What is needed here is a word-for-word copy of all the entries below.

··· SUPPLIED DATA ···

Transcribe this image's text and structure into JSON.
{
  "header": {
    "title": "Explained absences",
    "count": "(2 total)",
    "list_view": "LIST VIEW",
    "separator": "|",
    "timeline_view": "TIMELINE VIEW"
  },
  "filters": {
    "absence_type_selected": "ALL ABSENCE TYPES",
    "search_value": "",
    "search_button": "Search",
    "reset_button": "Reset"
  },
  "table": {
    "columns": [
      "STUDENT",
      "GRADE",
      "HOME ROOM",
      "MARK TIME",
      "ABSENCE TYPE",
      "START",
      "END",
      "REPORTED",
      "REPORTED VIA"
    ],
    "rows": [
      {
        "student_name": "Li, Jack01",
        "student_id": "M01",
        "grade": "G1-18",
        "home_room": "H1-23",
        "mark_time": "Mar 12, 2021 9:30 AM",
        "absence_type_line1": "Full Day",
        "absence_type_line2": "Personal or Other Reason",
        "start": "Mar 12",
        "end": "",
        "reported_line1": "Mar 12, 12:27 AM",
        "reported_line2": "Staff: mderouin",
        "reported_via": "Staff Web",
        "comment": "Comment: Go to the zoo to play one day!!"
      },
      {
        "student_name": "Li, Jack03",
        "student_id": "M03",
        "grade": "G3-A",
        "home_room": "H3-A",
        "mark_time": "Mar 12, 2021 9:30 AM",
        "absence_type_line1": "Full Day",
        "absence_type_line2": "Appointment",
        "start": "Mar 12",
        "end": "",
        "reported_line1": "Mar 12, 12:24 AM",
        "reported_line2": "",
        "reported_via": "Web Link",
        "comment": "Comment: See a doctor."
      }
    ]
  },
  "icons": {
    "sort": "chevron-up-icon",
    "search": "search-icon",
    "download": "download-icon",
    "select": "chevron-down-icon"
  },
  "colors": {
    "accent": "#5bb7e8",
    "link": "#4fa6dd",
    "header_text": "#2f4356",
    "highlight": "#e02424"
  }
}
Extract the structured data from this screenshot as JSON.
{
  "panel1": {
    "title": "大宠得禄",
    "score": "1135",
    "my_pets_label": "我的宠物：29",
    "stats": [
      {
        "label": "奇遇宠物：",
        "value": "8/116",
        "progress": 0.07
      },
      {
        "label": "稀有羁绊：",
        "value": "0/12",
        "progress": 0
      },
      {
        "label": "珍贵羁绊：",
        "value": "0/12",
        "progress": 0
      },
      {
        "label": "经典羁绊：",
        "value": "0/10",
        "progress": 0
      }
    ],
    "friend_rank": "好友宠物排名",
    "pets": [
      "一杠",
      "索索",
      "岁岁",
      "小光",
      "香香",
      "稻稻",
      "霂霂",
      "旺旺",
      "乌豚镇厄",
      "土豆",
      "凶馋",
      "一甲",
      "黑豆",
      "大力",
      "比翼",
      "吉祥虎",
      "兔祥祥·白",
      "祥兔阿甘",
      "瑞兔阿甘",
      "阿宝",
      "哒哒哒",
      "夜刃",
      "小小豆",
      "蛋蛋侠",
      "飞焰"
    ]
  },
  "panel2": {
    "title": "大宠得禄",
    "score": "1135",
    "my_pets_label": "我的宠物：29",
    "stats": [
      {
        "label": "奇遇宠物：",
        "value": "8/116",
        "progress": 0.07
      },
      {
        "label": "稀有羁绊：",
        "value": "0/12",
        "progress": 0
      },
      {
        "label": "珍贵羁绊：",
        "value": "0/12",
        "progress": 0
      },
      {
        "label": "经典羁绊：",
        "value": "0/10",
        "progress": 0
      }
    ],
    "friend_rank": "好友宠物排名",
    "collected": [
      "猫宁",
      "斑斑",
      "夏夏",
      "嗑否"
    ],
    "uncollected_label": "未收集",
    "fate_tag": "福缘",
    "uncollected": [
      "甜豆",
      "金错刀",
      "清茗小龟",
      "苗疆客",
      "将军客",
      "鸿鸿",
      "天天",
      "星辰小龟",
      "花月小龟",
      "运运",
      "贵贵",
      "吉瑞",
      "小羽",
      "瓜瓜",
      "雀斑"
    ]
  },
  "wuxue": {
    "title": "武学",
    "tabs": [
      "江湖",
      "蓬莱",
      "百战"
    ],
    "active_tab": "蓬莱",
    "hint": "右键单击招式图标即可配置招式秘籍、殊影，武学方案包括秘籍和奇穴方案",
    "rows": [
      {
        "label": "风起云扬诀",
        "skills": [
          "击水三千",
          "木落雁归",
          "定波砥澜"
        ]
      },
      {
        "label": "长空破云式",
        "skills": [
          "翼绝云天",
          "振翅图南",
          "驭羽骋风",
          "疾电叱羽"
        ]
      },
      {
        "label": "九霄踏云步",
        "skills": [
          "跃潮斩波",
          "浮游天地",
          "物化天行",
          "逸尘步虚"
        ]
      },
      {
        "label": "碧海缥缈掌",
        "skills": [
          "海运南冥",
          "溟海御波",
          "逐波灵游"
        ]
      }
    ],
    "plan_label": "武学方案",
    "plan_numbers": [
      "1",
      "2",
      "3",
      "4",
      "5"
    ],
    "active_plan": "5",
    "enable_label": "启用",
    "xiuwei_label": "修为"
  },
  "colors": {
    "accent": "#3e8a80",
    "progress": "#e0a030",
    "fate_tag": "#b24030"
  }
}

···

_ANSWER SECTION_.
Transcribe this image's text and structure into JSON.
{
  "header": {
    "title": "Explained absences",
    "count": "(2 total)",
    "list_view": "LIST VIEW",
    "separator": "|",
    "timeline_view": "TIMELINE VIEW"
  },
  "filters": {
    "absence_type_selected": "ALL ABSENCE TYPES",
    "search_value": "",
    "search_button": "Search",
    "reset_button": "Reset"
  },
  "table": {
    "columns": [
      "STUDENT",
      "GRADE",
      "HOME ROOM",
      "MARK TIME",
      "ABSENCE TYPE",
      "START",
      "END",
      "REPORTED",
      "REPORTED VIA"
    ],
    "rows": [
      {
        "student_name": "Li, Jack01",
        "student_id": "M01",
        "grade": "G1-18",
        "home_room": "H1-23",
        "mark_time": "Mar 12, 2021 9:30 AM",
        "absence_type_line1": "Full Day",
        "absence_type_line2": "Personal or Other Reason",
        "start": "Mar 12",
        "end": "",
        "reported_line1": "Mar 12, 12:27 AM",
        "reported_line2": "Staff: mderouin",
        "reported_via": "Staff Web",
        "comment": "Comment: Go to the zoo to play one day!!"
      },
      {
        "student_name": "Li, Jack03",
        "student_id": "M03",
        "grade": "G3-A",
        "home_room": "H3-A",
        "mark_time": "Mar 12, 2021 9:30 AM",
        "absence_type_line1": "Full Day",
        "absence_type_line2": "Appointment",
        "start": "Mar 12",
        "end": "",
        "reported_line1": "Mar 12, 12:24 AM",
        "reported_line2": "",
        "reported_via": "Web Link",
        "comment": "Comment: See a doctor."
      }
    ]
  },
  "icons": {
    "sort": "chevron-up-icon",
    "search": "search-icon",
    "download": "download-icon",
    "select": "chevron-down-icon"
  },
  "colors": {
    "accent": "#5bb7e8",
    "link": "#4fa6dd",
    "header_text": "#2f4356",
    "highlight": "#e02424"
  }
}
Extract the structured data from this screenshot as JSON.
{
  "panel1": {
    "title": "大宠得禄",
    "score": "1135",
    "my_pets_label": "我的宠物：29",
    "stats": [
      {
        "label": "奇遇宠物：",
        "value": "8/116",
        "progress": 0.07
      },
      {
        "label": "稀有羁绊：",
        "value": "0/12",
        "progress": 0
      },
      {
        "label": "珍贵羁绊：",
        "value": "0/12",
        "progress": 0
      },
      {
        "label": "经典羁绊：",
        "value": "0/10",
        "progress": 0
      }
    ],
    "friend_rank": "好友宠物排名",
    "pets": [
      "一杠",
      "索索",
      "岁岁",
      "小光",
      "香香",
      "稻稻",
      "霂霂",
      "旺旺",
      "乌豚镇厄",
      "土豆",
      "凶馋",
      "一甲",
      "黑豆",
      "大力",
      "比翼",
      "吉祥虎",
      "兔祥祥·白",
      "祥兔阿甘",
      "瑞兔阿甘",
      "阿宝",
      "哒哒哒",
      "夜刃",
      "小小豆",
      "蛋蛋侠",
      "飞焰"
    ]
  },
  "panel2": {
    "title": "大宠得禄",
    "score": "1135",
    "my_pets_label": "我的宠物：29",
    "stats": [
      {
        "label": "奇遇宠物：",
        "value": "8/116",
        "progress": 0.07
      },
      {
        "label": "稀有羁绊：",
        "value": "0/12",
        "progress": 0
      },
      {
        "label": "珍贵羁绊：",
        "value": "0/12",
        "progress": 0
      },
      {
        "label": "经典羁绊：",
        "value": "0/10",
        "progress": 0
      }
    ],
    "friend_rank": "好友宠物排名",
    "collected": [
      "猫宁",
      "斑斑",
      "夏夏",
      "嗑否"
    ],
    "uncollected_label": "未收集",
    "fate_tag": "福缘",
    "uncollected": [
      "甜豆",
      "金错刀",
      "清茗小龟",
      "苗疆客",
      "将军客",
      "鸿鸿",
      "天天",
      "星辰小龟",
      "花月小龟",
      "运运",
      "贵贵",
      "吉瑞",
      "小羽",
      "瓜瓜",
      "雀斑"
    ]
  },
  "wuxue": {
    "title": "武学",
    "tabs": [
      "江湖",
      "蓬莱",
      "百战"
    ],
    "active_tab": "蓬莱",
    "hint": "右键单击招式图标即可配置招式秘籍、殊影，武学方案包括秘籍和奇穴方案",
    "rows": [
      {
        "label": "风起云扬诀",
        "skills": [
          "击水三千",
          "木落雁归",
          "定波砥澜"
        ]
      },
      {
        "label": "长空破云式",
        "skills": [
          "翼绝云天",
          "振翅图南",
          "驭羽骋风",
          "疾电叱羽"
        ]
      },
      {
        "label": "九霄踏云步",
        "skills": [
          "跃潮斩波",
          "浮游天地",
          "物化天行",
          "逸尘步虚"
        ]
      },
      {
        "label": "碧海缥缈掌",
        "skills": [
          "海运南冥",
          "溟海御波",
          "逐波灵游"
        ]
      }
    ],
    "plan_label": "武学方案",
    "plan_numbers": [
      "1",
      "2",
      "3",
      "4",
      "5"
    ],
    "active_plan": "5",
    "enable_label": "启用",
    "xiuwei_label": "修为"
  },
  "colors": {
    "accent": "#3e8a80",
    "progress": "#e0a030",
    "fate_tag": "#b24030"
  }
}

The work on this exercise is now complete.